The style began to develop in the mid-1960s in England and the United States, as what one music critic called a "genre of rhythm'n'blues played by white European musicians". UK Bands such as The Animals, Cream and The Rolling Stones experimented with music from the older American bluesmen like Howlin' Wolf, Jimmy Reed and Muddy Waters. While the early blues-rock bands "attempted to play long, involved improvisations which were commonplace on jazz records", by the 1970s, blues rock got heavier and more riff-based. By the "early '70s, the lines between blues-rock and hard rock were barely visible", as bands began recording rock-style albums. In the 1980s and 1990s, blues-rock bands returned to their bluesy roots, and some of these bands, such as the "Fabulous Thunderbirds and Stevie Ray Vaughan flirted with rock stardom."
Blues-rock can be characterized by bluesy improvisation, the 12-bar blues, extended boogie jams typically focused on the electric guitar player, and often a heavier, riff-oriented sound and feel to the songs than might be found in traditional Chicago-style blues. Blues rock bands "borrow[ed] the idea of an instrumental combo and loud amplification from rock & roll". It is also often played at a fast tempo, again distinguishing it from the blues.

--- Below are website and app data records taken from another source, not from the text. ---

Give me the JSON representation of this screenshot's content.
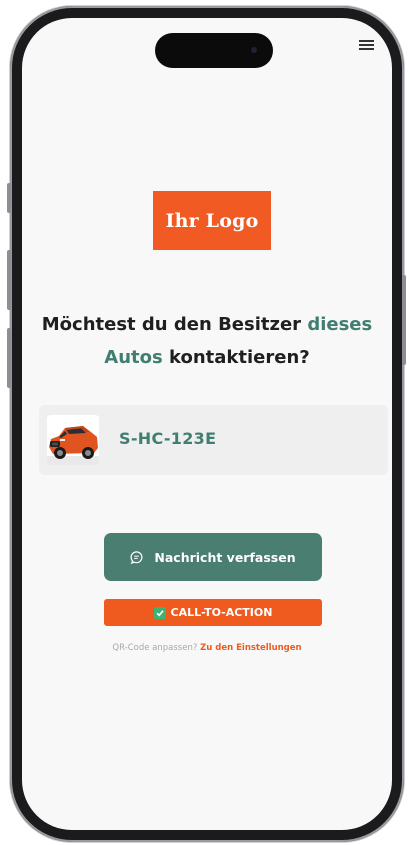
{
  "logo": {
    "text": "Ihr Logo",
    "color": "#f15a22"
  },
  "headline": {
    "part1": "Möchtest du den Besitzer ",
    "accent1": "dieses",
    "accent2": "Autos",
    "part2": " kontaktieren?",
    "accent_color": "#3f7e70"
  },
  "vehicle": {
    "plate": "S-HC-123E",
    "image": "orange-suv-photo"
  },
  "buttons": {
    "message_label": "Nachricht verfassen",
    "message_icon": "chat-bubble-icon",
    "message_color": "#4a7e71",
    "cta_label": "CALL-TO-ACTION",
    "cta_icon": "checkbox-checked-icon",
    "cta_color": "#ef5a1f"
  },
  "footer": {
    "text": "QR-Code anpassen?",
    "link": "Zu den Einstellungen"
  },
  "header": {
    "menu_icon": "hamburger-menu-icon"
  }
}
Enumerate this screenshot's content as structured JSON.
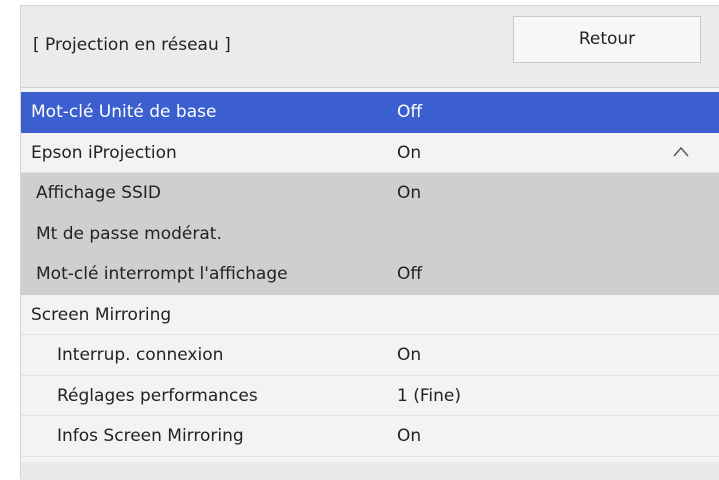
{
  "header": {
    "title": "[ Projection en réseau ]",
    "back_label": "Retour"
  },
  "menu": {
    "items": [
      {
        "label": "Mot-clé Unité de base",
        "value": "Off"
      },
      {
        "label": "Epson iProjection",
        "value": "On",
        "icon": "chevron-up-icon"
      },
      {
        "label": "Affichage SSID",
        "value": "On"
      },
      {
        "label": "Mt de passe modérat.",
        "value": ""
      },
      {
        "label": "Mot-clé interrompt l'affichage",
        "value": "Off"
      },
      {
        "label": "Screen Mirroring",
        "value": ""
      },
      {
        "label": "Interrup. connexion",
        "value": "On"
      },
      {
        "label": "Réglages performances",
        "value": "1 (Fine)"
      },
      {
        "label": "Infos Screen Mirroring",
        "value": "On"
      }
    ]
  },
  "colors": {
    "selection": "#3b5fcf",
    "submenu": "#cfcfcf",
    "background": "#f3f3f3"
  }
}
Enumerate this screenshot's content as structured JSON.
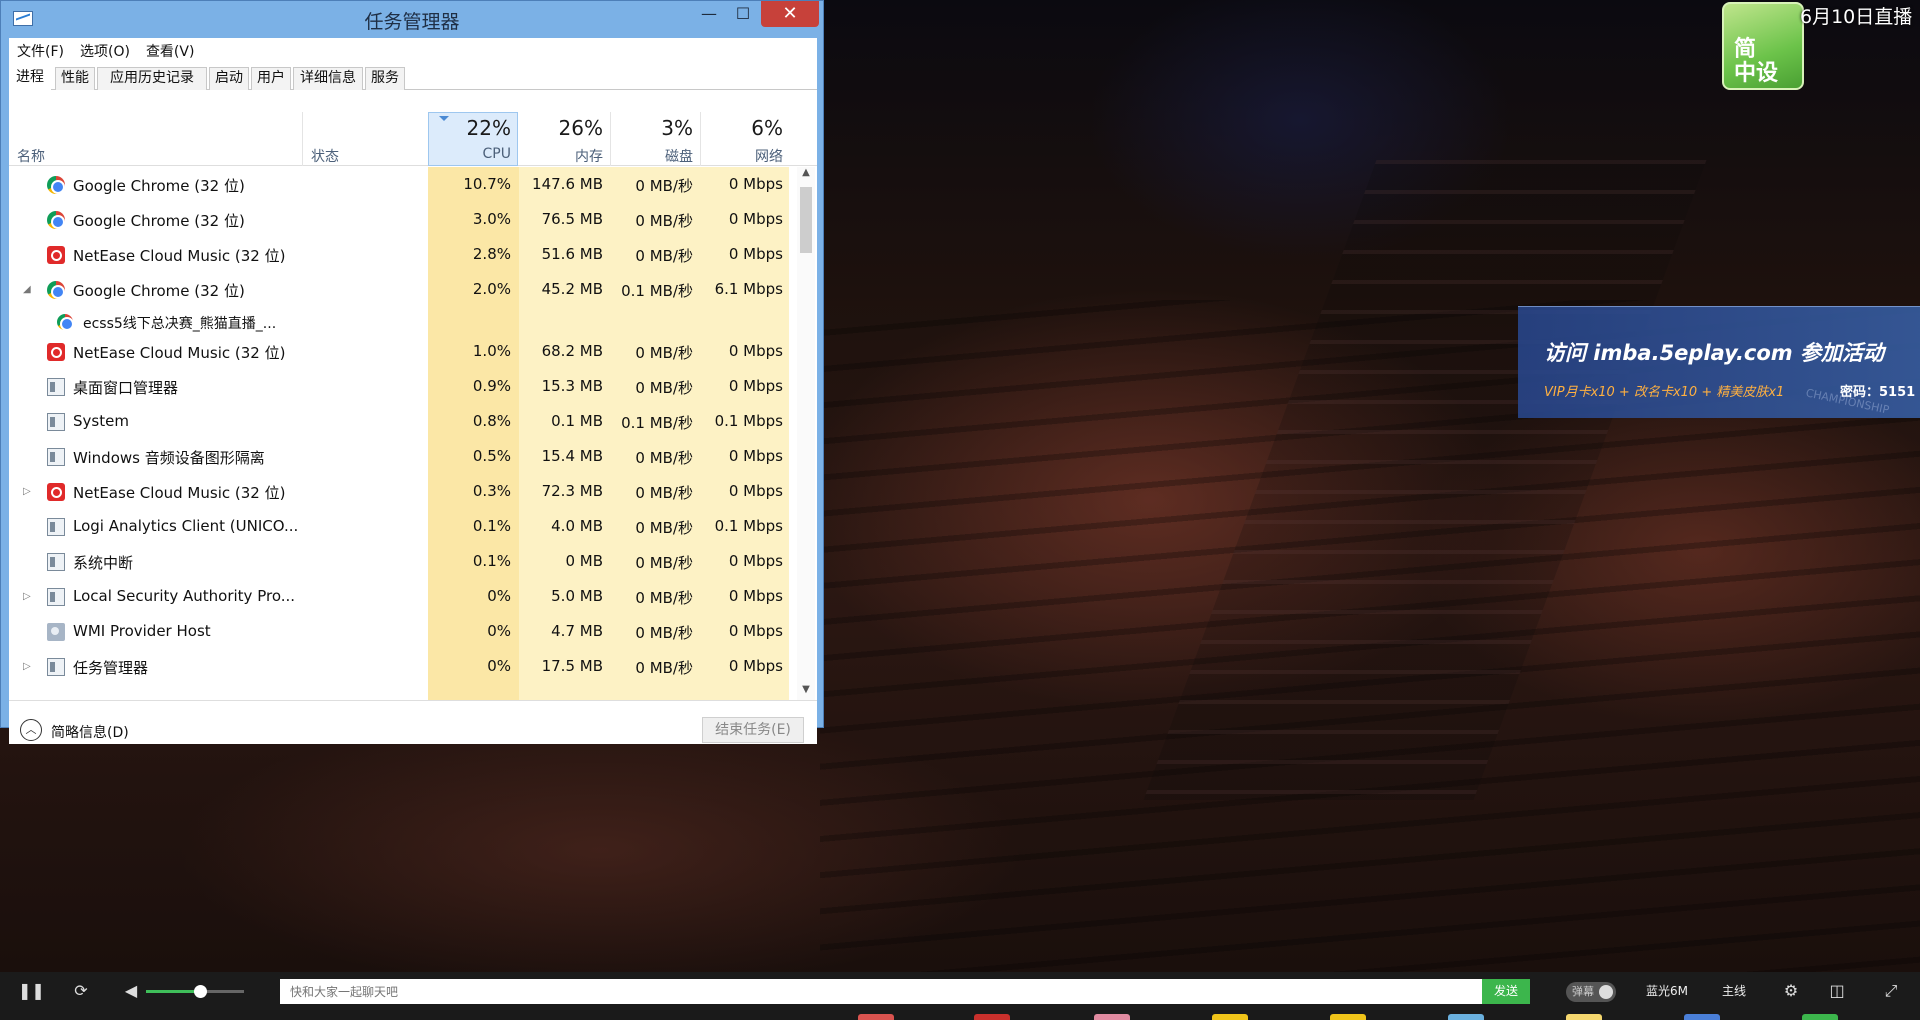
{
  "window": {
    "title": "任务管理器",
    "controls": {
      "minimize": "—",
      "maximize": "☐",
      "close": "✕"
    }
  },
  "menu": [
    "文件(F)",
    "选项(O)",
    "查看(V)"
  ],
  "tabs": [
    "进程",
    "性能",
    "应用历史记录",
    "启动",
    "用户",
    "详细信息",
    "服务"
  ],
  "active_tab": "进程",
  "columns": {
    "name": "名称",
    "status": "状态",
    "cpu": {
      "pct": "22%",
      "label": "CPU"
    },
    "memory": {
      "pct": "26%",
      "label": "内存"
    },
    "disk": {
      "pct": "3%",
      "label": "磁盘"
    },
    "network": {
      "pct": "6%",
      "label": "网络"
    }
  },
  "processes": [
    {
      "name": "Google Chrome (32 位)",
      "icon": "chrome",
      "expander": "",
      "cpu": "10.7%",
      "mem": "147.6 MB",
      "disk": "0 MB/秒",
      "net": "0 Mbps"
    },
    {
      "name": "Google Chrome (32 位)",
      "icon": "chrome",
      "expander": "",
      "cpu": "3.0%",
      "mem": "76.5 MB",
      "disk": "0 MB/秒",
      "net": "0 Mbps"
    },
    {
      "name": "NetEase Cloud Music (32 位)",
      "icon": "netease",
      "expander": "",
      "cpu": "2.8%",
      "mem": "51.6 MB",
      "disk": "0 MB/秒",
      "net": "0 Mbps"
    },
    {
      "name": "Google Chrome (32 位)",
      "icon": "chrome",
      "expander": "◢",
      "cpu": "2.0%",
      "mem": "45.2 MB",
      "disk": "0.1 MB/秒",
      "net": "6.1 Mbps"
    },
    {
      "name": "ecss5线下总决赛_熊猫直播_...",
      "icon": "chrome",
      "child": true,
      "cpu": "",
      "mem": "",
      "disk": "",
      "net": ""
    },
    {
      "name": "NetEase Cloud Music (32 位)",
      "icon": "netease",
      "expander": "",
      "cpu": "1.0%",
      "mem": "68.2 MB",
      "disk": "0 MB/秒",
      "net": "0 Mbps"
    },
    {
      "name": "桌面窗口管理器",
      "icon": "system",
      "expander": "",
      "cpu": "0.9%",
      "mem": "15.3 MB",
      "disk": "0 MB/秒",
      "net": "0 Mbps"
    },
    {
      "name": "System",
      "icon": "system",
      "expander": "",
      "cpu": "0.8%",
      "mem": "0.1 MB",
      "disk": "0.1 MB/秒",
      "net": "0.1 Mbps"
    },
    {
      "name": "Windows 音频设备图形隔离",
      "icon": "system",
      "expander": "",
      "cpu": "0.5%",
      "mem": "15.4 MB",
      "disk": "0 MB/秒",
      "net": "0 Mbps"
    },
    {
      "name": "NetEase Cloud Music (32 位)",
      "icon": "netease",
      "expander": "▷",
      "cpu": "0.3%",
      "mem": "72.3 MB",
      "disk": "0 MB/秒",
      "net": "0 Mbps"
    },
    {
      "name": "Logi Analytics Client (UNICO...",
      "icon": "system",
      "expander": "",
      "cpu": "0.1%",
      "mem": "4.0 MB",
      "disk": "0 MB/秒",
      "net": "0.1 Mbps"
    },
    {
      "name": "系统中断",
      "icon": "system",
      "expander": "",
      "cpu": "0.1%",
      "mem": "0 MB",
      "disk": "0 MB/秒",
      "net": "0 Mbps"
    },
    {
      "name": "Local Security Authority Pro...",
      "icon": "system",
      "expander": "▷",
      "cpu": "0%",
      "mem": "5.0 MB",
      "disk": "0 MB/秒",
      "net": "0 Mbps"
    },
    {
      "name": "WMI Provider Host",
      "icon": "wmi",
      "expander": "",
      "cpu": "0%",
      "mem": "4.7 MB",
      "disk": "0 MB/秒",
      "net": "0 Mbps"
    },
    {
      "name": "任务管理器",
      "icon": "system",
      "expander": "▷",
      "cpu": "0%",
      "mem": "17.5 MB",
      "disk": "0 MB/秒",
      "net": "0 Mbps"
    }
  ],
  "footer": {
    "fewer_details": "简略信息(D)",
    "end_task": "结束任务(E)"
  },
  "stream": {
    "logo_text": "简\n中设",
    "date_label": "6月10日直播",
    "promo_main": "访问 imba.5eplay.com 参加活动",
    "promo_sub": "VIP月卡x10 + 改名卡x10 + 精美皮肤x1",
    "promo_pass": "密码：5151",
    "promo_watermark": "CHAMPIONSHIP"
  },
  "player": {
    "volume": 0.55,
    "chat_placeholder": "快和大家一起聊天吧",
    "send_label": "发送",
    "danmu_label": "弹幕",
    "quality_label": "蓝光6M",
    "line_label": "主线"
  },
  "colors": {
    "cpu_highlight": "#fbe7a6",
    "data_column": "#fdf2c5",
    "send_button": "#3cb64c",
    "close_button": "#c7413a"
  }
}
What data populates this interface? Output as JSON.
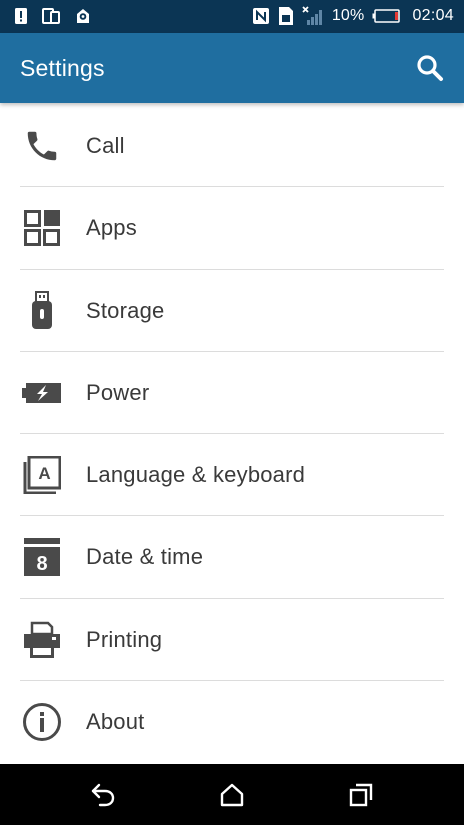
{
  "status_bar": {
    "battery_percent": "10%",
    "time": "02:04",
    "icons": [
      "alert-icon",
      "dual-screen-icon",
      "location-icon",
      "nfc-icon",
      "sim-icon",
      "signal-no-service-icon",
      "battery-low-icon"
    ]
  },
  "header": {
    "title": "Settings",
    "search_icon": "search-icon"
  },
  "settings": {
    "items": [
      {
        "label": "Call",
        "icon": "phone-icon"
      },
      {
        "label": "Apps",
        "icon": "apps-grid-icon"
      },
      {
        "label": "Storage",
        "icon": "usb-storage-icon"
      },
      {
        "label": "Power",
        "icon": "battery-charging-icon"
      },
      {
        "label": "Language & keyboard",
        "icon": "keyboard-language-icon"
      },
      {
        "label": "Date & time",
        "icon": "calendar-icon"
      },
      {
        "label": "Printing",
        "icon": "printer-icon"
      },
      {
        "label": "About",
        "icon": "info-icon"
      }
    ]
  },
  "nav": {
    "buttons": [
      "back-icon",
      "home-icon",
      "recents-icon"
    ]
  },
  "colors": {
    "status_bar": "#0b3554",
    "action_bar": "#1f6ea0",
    "icon_gray": "#4a4a4a",
    "text": "#3a3a3a",
    "divider": "#dcdcdc",
    "battery_low": "#e53935"
  }
}
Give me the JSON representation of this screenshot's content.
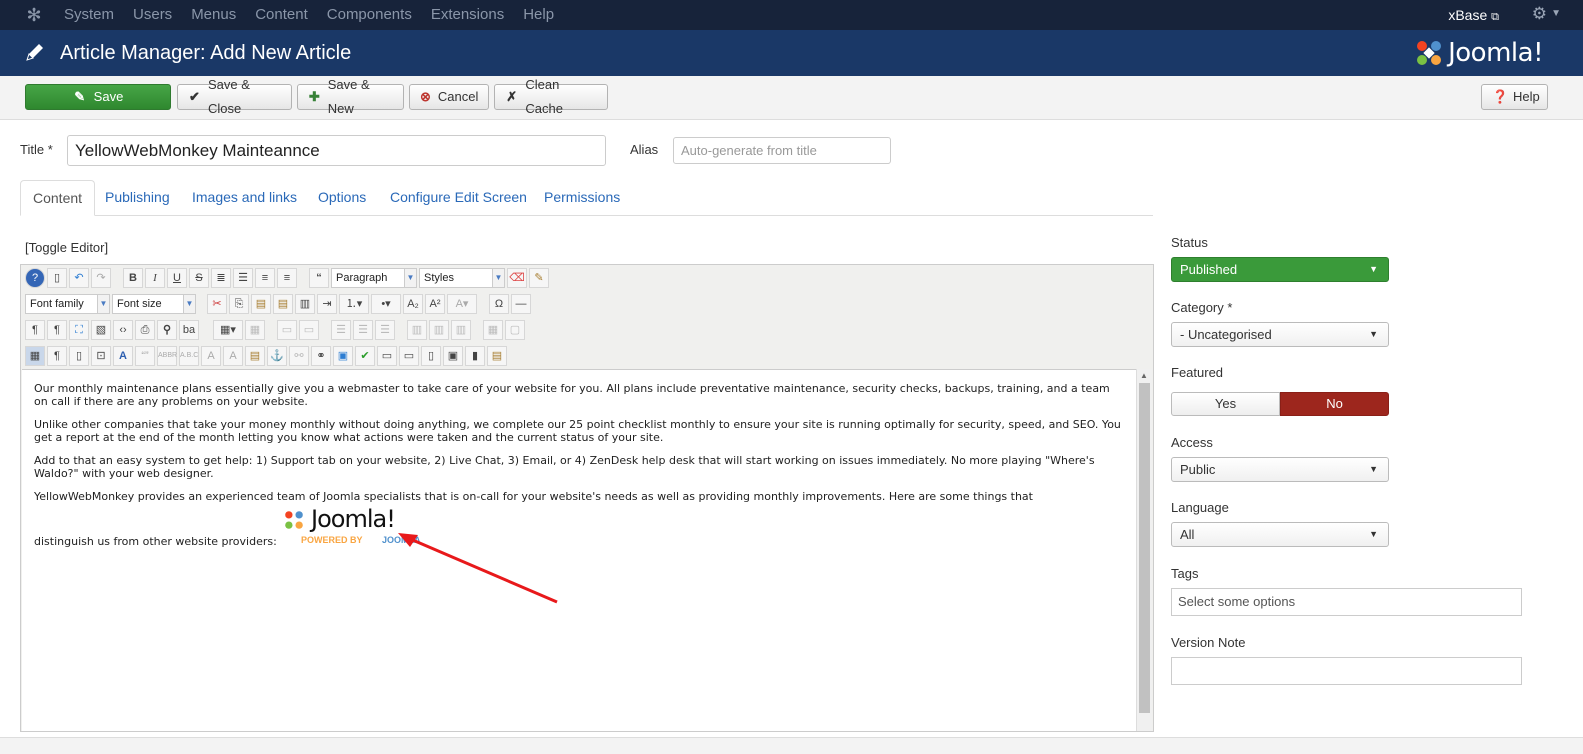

The core of the blues rock sound is created by the electric guitar, bass guitar and drum kit. The electric guitar is usually amplified through a tube guitar amplifier or using an overdrive effect. Often two guitars are played in blues rock bands, one playing the accompaniment riffs and chords on rhythm guitar and one playing the melodic lines and solos of the lead guitar part. While 1950s-era blues bands would sometimes still use the upright bass, the blues rock bands of the 1960s used the electric bass, which was easier to amplify to loud volumes. Keyboard instruments such as the piano and Hammond organ are also occasionally used. As with the electric guitar, the sound of the Hammond organ is typically amplified with a tube amplifier, which gives a growling, "overdriven" sound quality to the instrument. Vocals also typically play a key role, although the vocals may be equal in importance or even subordinate to the lead guitar playing; as well, a number of blues-rock pieces are instrumental-only.